In Jiménez’s opinion, the rise in prices that has been registered in Spain does not yet include the effect of the Russian embargo. “As it is a volatile market and it adjusts quickly, the increases will not occur until the cuts materialize. Rabadán does not believe that this price increase can be noticed as of Sunday: “Europe is importing Russian diesel at full speed, at a rhythm of 600,000 barrels per day since January, and we will not notice it in the short term because there is no room for more in the warehouses”, he defends.
This situation is not fixed either, since factors such as the weather or demand from China can change this situation. “There are no alternative suppliers. With oil it is easier, but with the refined product, not so much. Now refineries are coming into service in Kuwait, but they do not have enough capacity to cover the extra demand,” explains the CEEES spokesman.

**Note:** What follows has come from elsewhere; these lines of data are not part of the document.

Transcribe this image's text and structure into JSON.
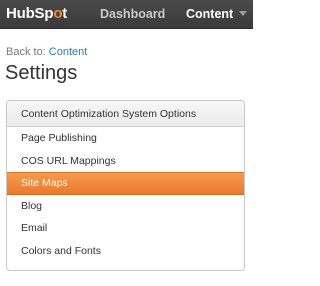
{
  "topbar": {
    "logo": {
      "text_before": "HubSp",
      "text_spot": "o",
      "text_after": "t",
      "spot_color": "#f48930"
    },
    "nav": {
      "dashboard_label": "Dashboard",
      "content_label": "Content",
      "content_icon": "chevron-down-icon"
    }
  },
  "breadcrumb": {
    "prefix": "Back to: ",
    "link_label": "Content"
  },
  "page": {
    "title": "Settings"
  },
  "panel": {
    "header": "Content Optimization System Options",
    "items": [
      {
        "label": "Page Publishing",
        "active": false
      },
      {
        "label": "COS URL Mappings",
        "active": false
      },
      {
        "label": "Site Maps",
        "active": true
      },
      {
        "label": "Blog",
        "active": false
      },
      {
        "label": "Email",
        "active": false
      },
      {
        "label": "Colors and Fonts",
        "active": false
      }
    ],
    "active_color": "#f08a3c"
  }
}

Will the prices go down at some point?
“That in the short term we see diesel at 1.50 euros I do not see it very feasible. The world was stopped for a year, demand fell and then supply, and starting it up again to supply China or India again is complicated. When the Well, it is the case, the price rises. In the medium term, we may stabilize at the prices we have now or even a little less, but everything will arise from how the war evolves, we will probably stay for a while with the prices we have now, “concludes the spokesman. of the Madrid gasoline stations.
For Higueras, “the normal thing is that in the future it remains around 1.50 euros. The cost of oil represents 50% of the final value of gasoline, but those remainders are distribution margins, refining, taxes… and they also suffer from inflation. It will be difficult for it to come down. It may do so if margins and other variables fall, but the effect of oil on the cost of filling the tank is less and less.” Asked if it would be possible to see prices of 2 euros per liter again, he responded emphatically: “I don’t miss you.”